If there is one area in the U.S. government that is always has money, it is the military. For the fiscal year 2019, it got $686,074,048. Thus, it will always attract individuals and companies wanting to sell it anything it wants. While, it does have specifications that will whittle the number of suppliers to those who can give it the highest standards at nice price points, sometimes there will be some unscrupulous ones who think they can get away with supplying it counterfeit gear.
In a press release from the Department of Justice, the U.S. District Court in Providence, R.I. has filed charges against a Brooklyn, N.Y.-based wholesaler with conspiracy to commit wire fraud and trafficking in counterfeit goods. This is in connection with the alleged sale of more than US$20 million worth of Chinese-made counterfeit goods that were supplied to the U.S. military, other government purchasers, and other companies that supply the government.
The wholesaler, Ramin Kohanbash, provided samples of genuine military uniforms and gear to Chinese manufacturers to make cheap knock-offs of these with the aim of supplying the U.S. military and other affected purchasers. These knock-offs were then shipped to him and sold to other wholesalers who then sold these as genuine American-made gear using false certification. Officials from the DOJ said that the counterfeit products they were able to seize made explicit, and false, statements about product safety ratings.
Apart from providing counterfeit goods, it also violated the Berry Amendment and Trade Agreements Act, which stipulates that goods for use in the military are made in the U.S. and a select number of allied countries. China is not included in the list.
An example of faking safety ratings is claiming that product is “permanently flame resistant,” and meets the industry standard when in fact is not. In this case it is about military parkas used by U.S. Air Force personnel stationed in Afghanistan:
The information alleges that, among other items Kohanbash and his co-conspirators arranged to counterfeit, were military parkas used by U.S. Air Force personnel stationed in Afghanistan. These parkas are made with a fabric known as Multicam®, which incorporates specialized near-infrared (“NIR”) management technology designed to make the wearer more difficult to detect with equipment such as night-vision goggles. According to the information, two hundred of these counterfeit Multicam® parkas, lacking the critical NIR management technology, were sold to a U.S. Air Force Base Supply Center.

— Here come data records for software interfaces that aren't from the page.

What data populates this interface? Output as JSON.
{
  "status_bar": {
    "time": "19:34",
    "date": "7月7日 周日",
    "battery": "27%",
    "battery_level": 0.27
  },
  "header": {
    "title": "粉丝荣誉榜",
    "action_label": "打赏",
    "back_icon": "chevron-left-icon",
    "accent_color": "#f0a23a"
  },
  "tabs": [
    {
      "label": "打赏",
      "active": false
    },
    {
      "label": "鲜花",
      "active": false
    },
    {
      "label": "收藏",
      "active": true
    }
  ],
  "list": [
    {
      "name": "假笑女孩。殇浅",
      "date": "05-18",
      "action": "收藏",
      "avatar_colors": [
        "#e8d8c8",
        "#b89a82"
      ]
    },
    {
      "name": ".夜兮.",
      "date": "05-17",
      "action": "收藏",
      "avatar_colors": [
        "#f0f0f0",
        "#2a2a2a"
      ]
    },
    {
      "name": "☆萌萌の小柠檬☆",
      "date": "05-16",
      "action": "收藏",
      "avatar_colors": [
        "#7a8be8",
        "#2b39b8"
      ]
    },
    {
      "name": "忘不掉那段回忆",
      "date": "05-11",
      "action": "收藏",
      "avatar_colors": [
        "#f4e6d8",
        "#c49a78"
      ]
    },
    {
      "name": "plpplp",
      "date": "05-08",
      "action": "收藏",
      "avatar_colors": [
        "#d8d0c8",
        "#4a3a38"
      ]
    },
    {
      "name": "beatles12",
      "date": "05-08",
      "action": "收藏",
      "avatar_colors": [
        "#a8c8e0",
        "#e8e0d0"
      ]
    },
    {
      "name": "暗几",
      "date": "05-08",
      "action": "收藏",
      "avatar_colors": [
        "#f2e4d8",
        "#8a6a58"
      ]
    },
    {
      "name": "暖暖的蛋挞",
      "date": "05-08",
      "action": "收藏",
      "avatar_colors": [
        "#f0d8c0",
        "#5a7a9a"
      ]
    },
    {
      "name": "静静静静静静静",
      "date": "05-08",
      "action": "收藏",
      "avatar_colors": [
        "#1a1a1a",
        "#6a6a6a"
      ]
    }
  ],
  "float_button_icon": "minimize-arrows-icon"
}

U.S. Air Force photo by Yasuo Osakabe
So even the U.S. Air Force got a delivery of the Multishams, which is the term used by airsoft players when describing knock-offs of gear that use the Multicam pattern. Multishams are in widespread use in the airsoft community given that the genuine gear are mainly expensive.
Kohanbash is scheduled to appear before United States Magistrate Judge Patricia A. Sullivan on June 12, 2019, for an initial appearance on the charge. Conspiracy to commit wire fraud is punishable by statutory penalties of up to 5 years in federal prison, 3 years supervised release, and a fine of up to $250,000. Trafficking in counterfeit goods is punishable by statutory penalties of up to 10 years in federal prison, 3 years supervised release, and a fine of up to $250,000.
Top photo: U.S. Air Force photo by Airman 1st Class Mya M. Crosby